- _Problem details_:
Check every line of the listing below for the word "this" and give the number of lines where it appears, with nothing added.

- _Exercise data_:
►

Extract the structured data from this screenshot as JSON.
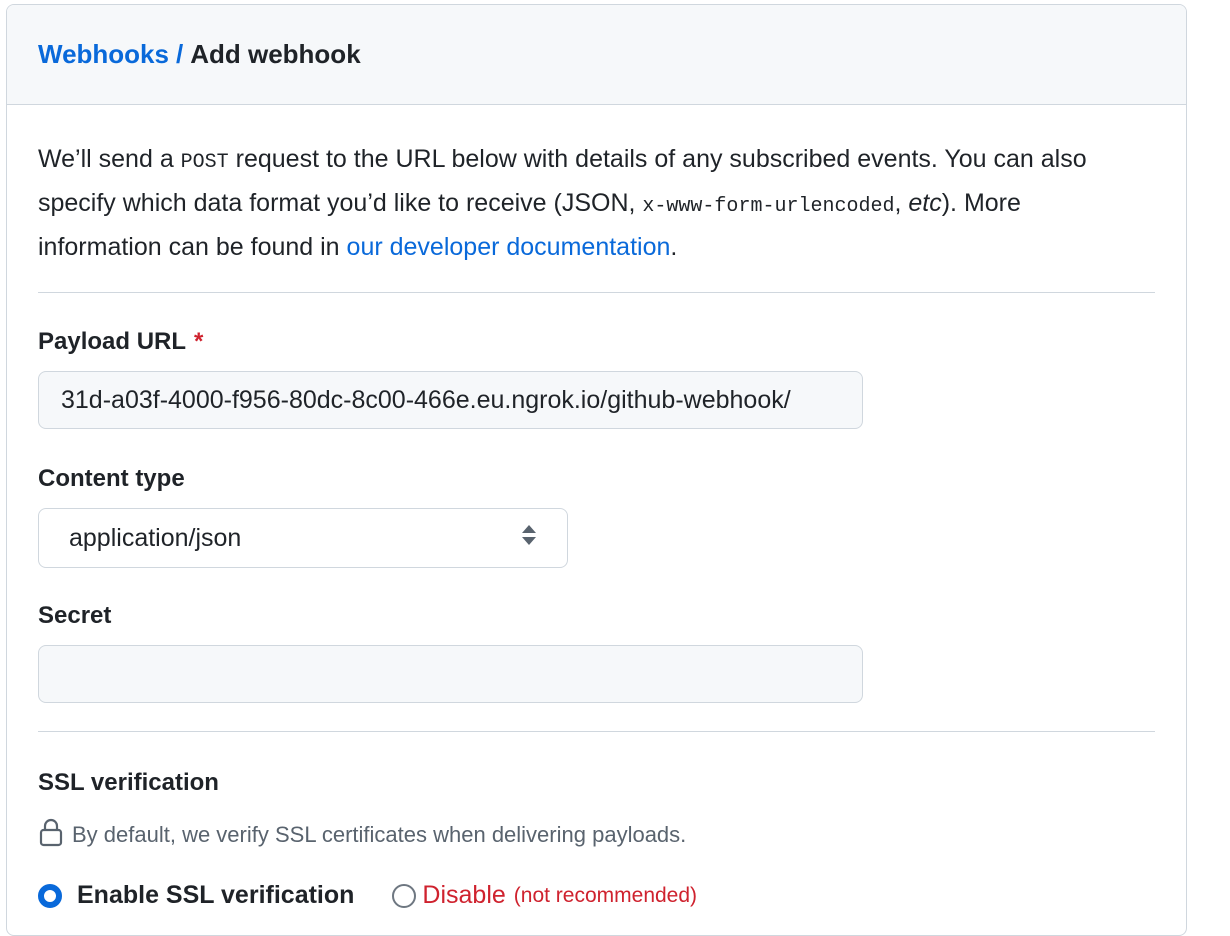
{
  "breadcrumb": {
    "parent": "Webhooks",
    "separator": "/",
    "current": "Add webhook"
  },
  "intro": {
    "part1": "We’ll send a ",
    "method": "POST",
    "part2": " request to the URL below with details of any subscribed events. You can also specify which data format you’d like to receive (JSON, ",
    "format": "x-www-form-urlencoded",
    "part3": ", ",
    "etc": "etc",
    "part4": "). More information can be found in ",
    "link": "our developer documentation",
    "part5": "."
  },
  "payload_url": {
    "label": "Payload URL",
    "required_mark": "*",
    "value": "31d-a03f-4000-f956-80dc-8c00-466e.eu.ngrok.io/github-webhook/"
  },
  "content_type": {
    "label": "Content type",
    "value": "application/json"
  },
  "secret": {
    "label": "Secret",
    "value": ""
  },
  "ssl": {
    "title": "SSL verification",
    "description": "By default, we verify SSL certificates when delivering payloads.",
    "enable_label": "Enable SSL verification",
    "disable_label": "Disable",
    "disable_note": "(not recommended)"
  },
  "colors": {
    "link": "#0969da",
    "danger": "#cf222e",
    "border": "#d0d7de"
  },
  "icons": [
    "lock-icon",
    "select-arrows-icon"
  ]
}
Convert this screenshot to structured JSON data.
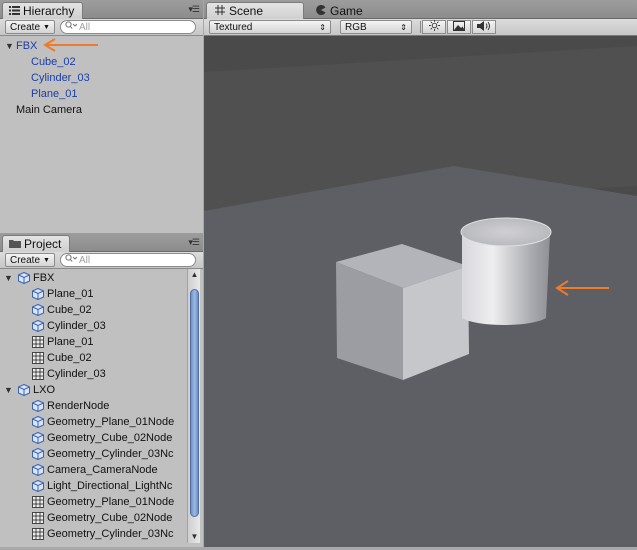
{
  "hierarchy": {
    "tab_label": "Hierarchy",
    "create_label": "Create",
    "search_placeholder": "All",
    "items": [
      {
        "label": "FBX",
        "indent": 0,
        "expanded": true,
        "color": "blue"
      },
      {
        "label": "Cube_02",
        "indent": 1,
        "color": "blue"
      },
      {
        "label": "Cylinder_03",
        "indent": 1,
        "color": "blue"
      },
      {
        "label": "Plane_01",
        "indent": 1,
        "color": "blue"
      },
      {
        "label": "Main Camera",
        "indent": 0,
        "color": "black"
      }
    ]
  },
  "project": {
    "tab_label": "Project",
    "create_label": "Create",
    "search_placeholder": "All",
    "items": [
      {
        "label": "FBX",
        "indent": 0,
        "icon": "prefab-icon",
        "folder": true
      },
      {
        "label": "Plane_01",
        "indent": 1,
        "icon": "prefab-icon"
      },
      {
        "label": "Cube_02",
        "indent": 1,
        "icon": "prefab-icon"
      },
      {
        "label": "Cylinder_03",
        "indent": 1,
        "icon": "prefab-icon"
      },
      {
        "label": "Plane_01",
        "indent": 1,
        "icon": "mesh-icon"
      },
      {
        "label": "Cube_02",
        "indent": 1,
        "icon": "mesh-icon"
      },
      {
        "label": "Cylinder_03",
        "indent": 1,
        "icon": "mesh-icon"
      },
      {
        "label": "LXO",
        "indent": 0,
        "icon": "prefab-icon",
        "folder": true
      },
      {
        "label": "RenderNode",
        "indent": 1,
        "icon": "prefab-icon"
      },
      {
        "label": "Geometry_Plane_01Node",
        "indent": 1,
        "icon": "prefab-icon"
      },
      {
        "label": "Geometry_Cube_02Node",
        "indent": 1,
        "icon": "prefab-icon"
      },
      {
        "label": "Geometry_Cylinder_03Nc",
        "indent": 1,
        "icon": "prefab-icon"
      },
      {
        "label": "Camera_CameraNode",
        "indent": 1,
        "icon": "prefab-icon"
      },
      {
        "label": "Light_Directional_LightNc",
        "indent": 1,
        "icon": "prefab-icon"
      },
      {
        "label": "Geometry_Plane_01Node",
        "indent": 1,
        "icon": "mesh-icon"
      },
      {
        "label": "Geometry_Cube_02Node",
        "indent": 1,
        "icon": "mesh-icon"
      },
      {
        "label": "Geometry_Cylinder_03Nc",
        "indent": 1,
        "icon": "mesh-icon"
      }
    ]
  },
  "scene": {
    "tab_scene": "Scene",
    "tab_game": "Game",
    "render_mode": "Textured",
    "color_mode": "RGB",
    "tools": [
      "sun-icon",
      "image-icon",
      "speaker-icon"
    ],
    "colors": {
      "sky": "#4a4a4a",
      "ground": "#5e5f64",
      "arrow": "#ef7a2a"
    }
  }
}
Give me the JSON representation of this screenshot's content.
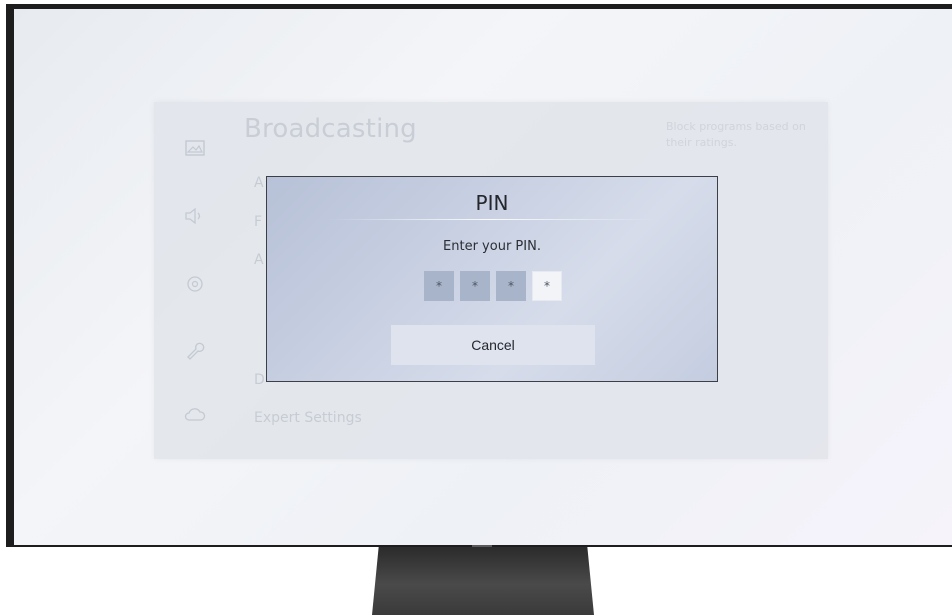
{
  "background_menu": {
    "title": "Broadcasting",
    "items": [
      {
        "label": "A"
      },
      {
        "label": "F"
      },
      {
        "label": "A"
      },
      {
        "label": "D"
      },
      {
        "label": "Expert Settings"
      }
    ],
    "help_text": "Block programs based on their ratings.",
    "sidebar_icons": [
      "picture-icon",
      "sound-icon",
      "broadcast-icon",
      "support-wrench-icon",
      "cloud-icon"
    ]
  },
  "pin_dialog": {
    "title": "PIN",
    "instruction": "Enter your PIN.",
    "pin_digits": [
      "*",
      "*",
      "*",
      "*"
    ],
    "active_digit_index": 3,
    "cancel_label": "Cancel"
  },
  "colors": {
    "dialog_bg": "#c9d1e3",
    "cancel_bg": "#dfe3ee",
    "pin_box": "#a8b4c9",
    "pin_box_active": "#f2f4f8"
  }
}
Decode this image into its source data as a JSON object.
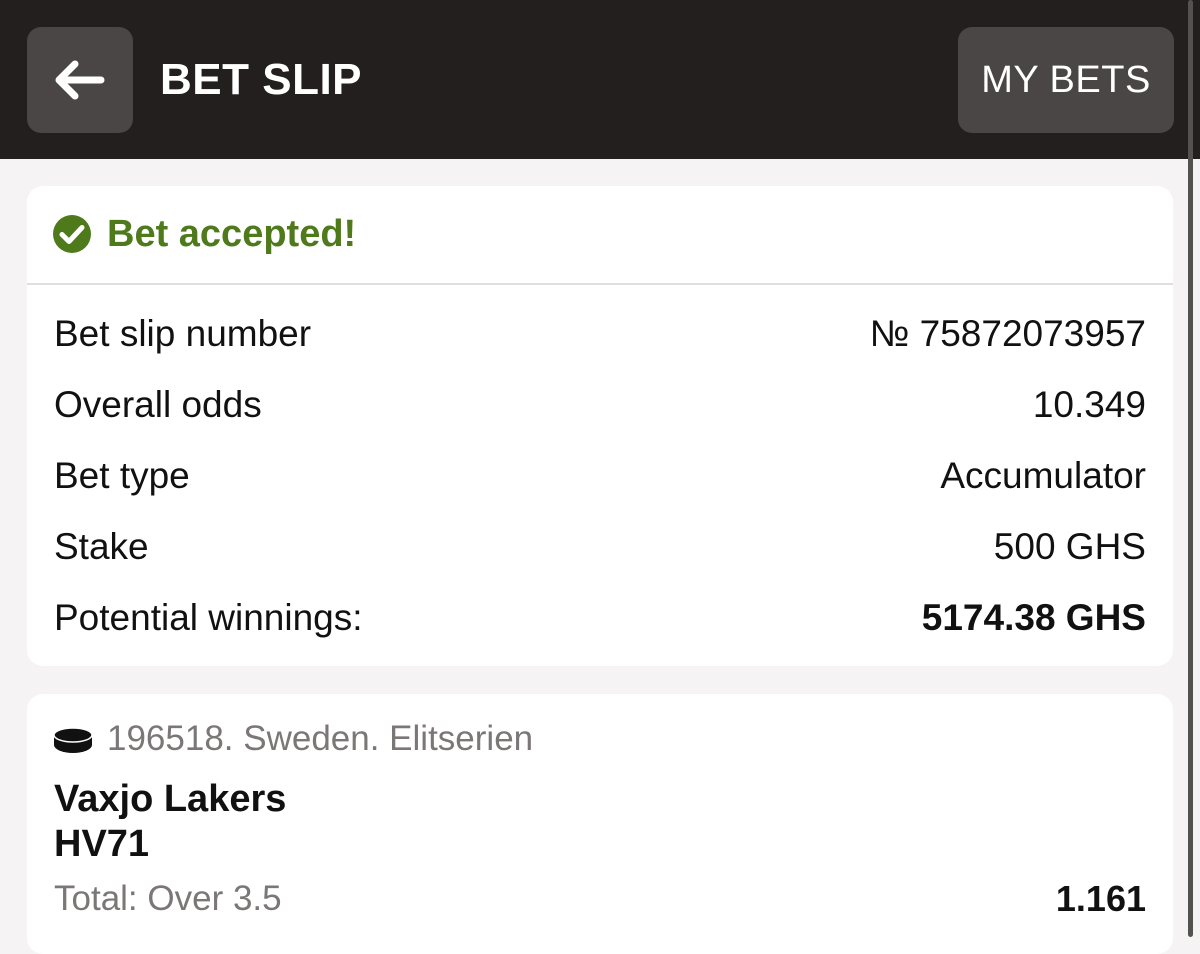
{
  "header": {
    "title": "BET SLIP",
    "my_bets_label": "MY BETS"
  },
  "status": {
    "text": "Bet accepted!",
    "color": "#4e7a1b"
  },
  "summary": [
    {
      "label": "Bet slip number",
      "value": "№ 75872073957"
    },
    {
      "label": "Overall odds",
      "value": "10.349"
    },
    {
      "label": "Bet type",
      "value": "Accumulator"
    },
    {
      "label": "Stake",
      "value": "500 GHS"
    },
    {
      "label": "Potential winnings:",
      "value": "5174.38 GHS"
    }
  ],
  "event": {
    "sport_icon": "hockey-puck-icon",
    "league": "196518. Sweden. Elitserien",
    "team_home": "Vaxjo Lakers",
    "team_away": "HV71",
    "market": "Total: Over 3.5",
    "odds": "1.161"
  },
  "colors": {
    "header_bg": "#231f1e",
    "button_bg": "#4a4645",
    "accent_green": "#4e7a1b"
  }
}
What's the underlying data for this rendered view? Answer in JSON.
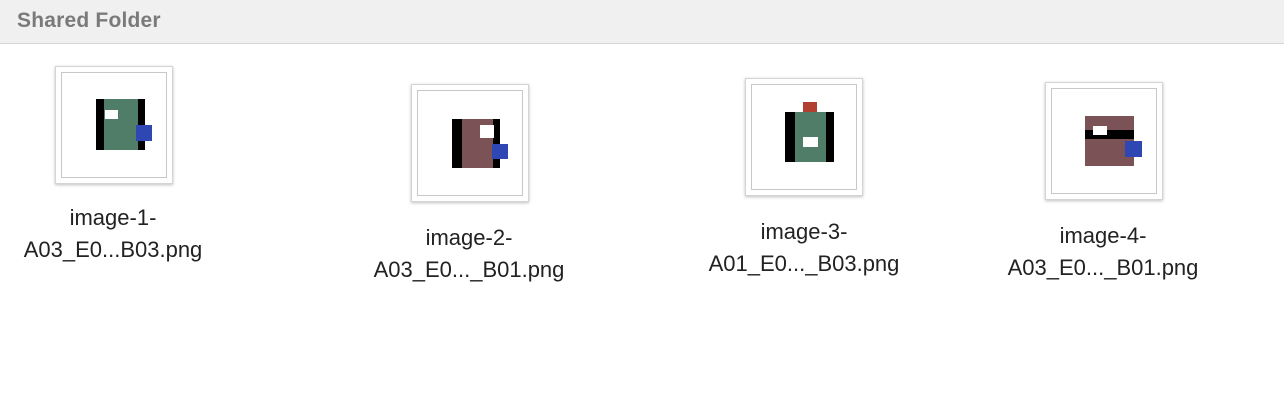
{
  "window": {
    "title": "Shared Folder"
  },
  "files": [
    {
      "name_line1": "image-1-",
      "name_line2": "A03_E0...B03.png",
      "thumbnail_icon": "image-thumbnail-icon"
    },
    {
      "name_line1": "image-2-",
      "name_line2": "A03_E0..._B01.png",
      "thumbnail_icon": "image-thumbnail-icon"
    },
    {
      "name_line1": "image-3-",
      "name_line2": "A01_E0..._B03.png",
      "thumbnail_icon": "image-thumbnail-icon"
    },
    {
      "name_line1": "image-4-",
      "name_line2": "A03_E0..._B01.png",
      "thumbnail_icon": "image-thumbnail-icon"
    }
  ],
  "colors": {
    "green": "#4f7d67",
    "brown": "#7b5256",
    "blue": "#2e47b3",
    "red": "#b24031",
    "black": "#000000",
    "white": "#ffffff"
  }
}
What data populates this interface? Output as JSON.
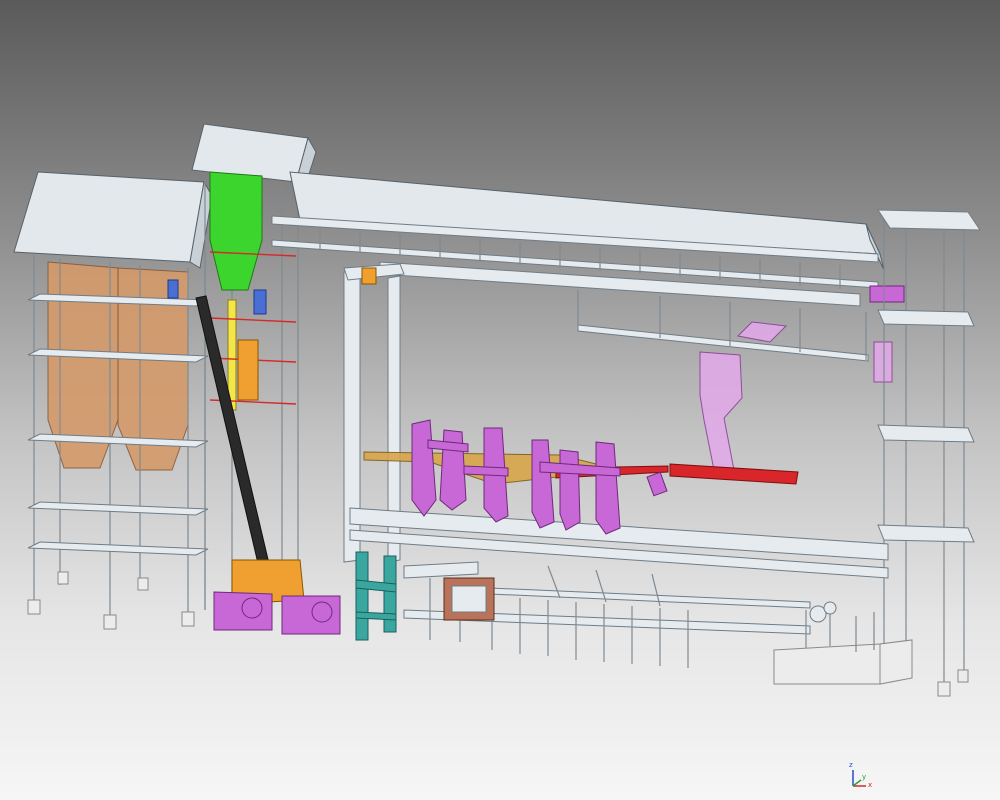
{
  "viewport": {
    "background_top": "#5a5a5a",
    "background_bottom": "#f6f6f6"
  },
  "axis_triad": {
    "x_label": "x",
    "y_label": "y",
    "z_label": "z",
    "x_color": "#d42a2a",
    "y_color": "#2aa02a",
    "z_color": "#2a4ad4"
  },
  "colors": {
    "structure": "#e6ebef",
    "silo": "#d49a6a",
    "equipment_magenta": "#c768d6",
    "drive_orange": "#f0a030",
    "elevator_green": "#3cd52e",
    "frame_teal": "#3aa6a0",
    "conveyor_red": "#d8262a",
    "belt_gold": "#d7a64a"
  }
}
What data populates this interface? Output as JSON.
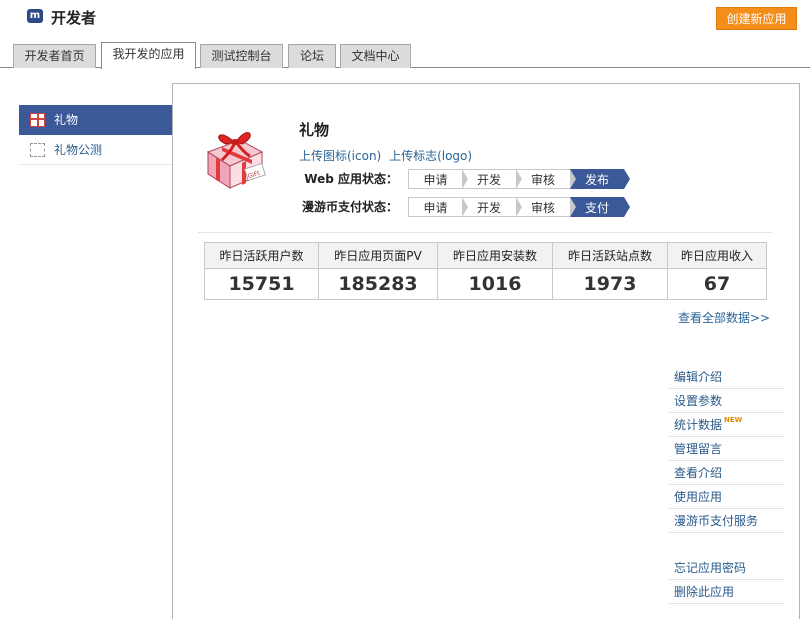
{
  "header": {
    "logo_letter": "m",
    "title": "开发者",
    "create_button": "创建新应用"
  },
  "tabs": [
    {
      "label": "开发者首页",
      "active": false
    },
    {
      "label": "我开发的应用",
      "active": true
    },
    {
      "label": "测试控制台",
      "active": false
    },
    {
      "label": "论坛",
      "active": false
    },
    {
      "label": "文档中心",
      "active": false
    }
  ],
  "sidebar": {
    "items": [
      {
        "label": "礼物",
        "active": true
      },
      {
        "label": "礼物公测",
        "active": false
      }
    ]
  },
  "app": {
    "name": "礼物",
    "upload_icon": "上传图标(icon)",
    "upload_logo": "上传标志(logo)",
    "gift_tag_text": "GiFt"
  },
  "status": {
    "web": {
      "label": "Web 应用状态：",
      "steps": [
        "申请",
        "开发",
        "审核",
        "发布"
      ],
      "current": "发布"
    },
    "payment": {
      "label": "漫游币支付状态：",
      "steps": [
        "申请",
        "开发",
        "审核",
        "支付"
      ],
      "current": "支付"
    }
  },
  "stats": [
    {
      "label": "昨日活跃用户数",
      "value": "15751"
    },
    {
      "label": "昨日应用页面PV",
      "value": "185283"
    },
    {
      "label": "昨日应用安装数",
      "value": "1016"
    },
    {
      "label": "昨日活跃站点数",
      "value": "1973"
    },
    {
      "label": "昨日应用收入",
      "value": "67"
    }
  ],
  "view_all": "查看全部数据>>",
  "actions": [
    {
      "label": "编辑介绍"
    },
    {
      "label": "设置参数"
    },
    {
      "label": "统计数据",
      "badge": "NEW"
    },
    {
      "label": "管理留言"
    },
    {
      "label": "查看介绍"
    },
    {
      "label": "使用应用"
    },
    {
      "label": "漫游币支付服务"
    }
  ],
  "actions_secondary": [
    {
      "label": "忘记应用密码"
    },
    {
      "label": "删除此应用"
    }
  ],
  "colors": {
    "brand_blue": "#3b5998",
    "create_orange": "#f58d1b",
    "link_blue": "#2a6496"
  }
}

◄

- _Answer area_:
7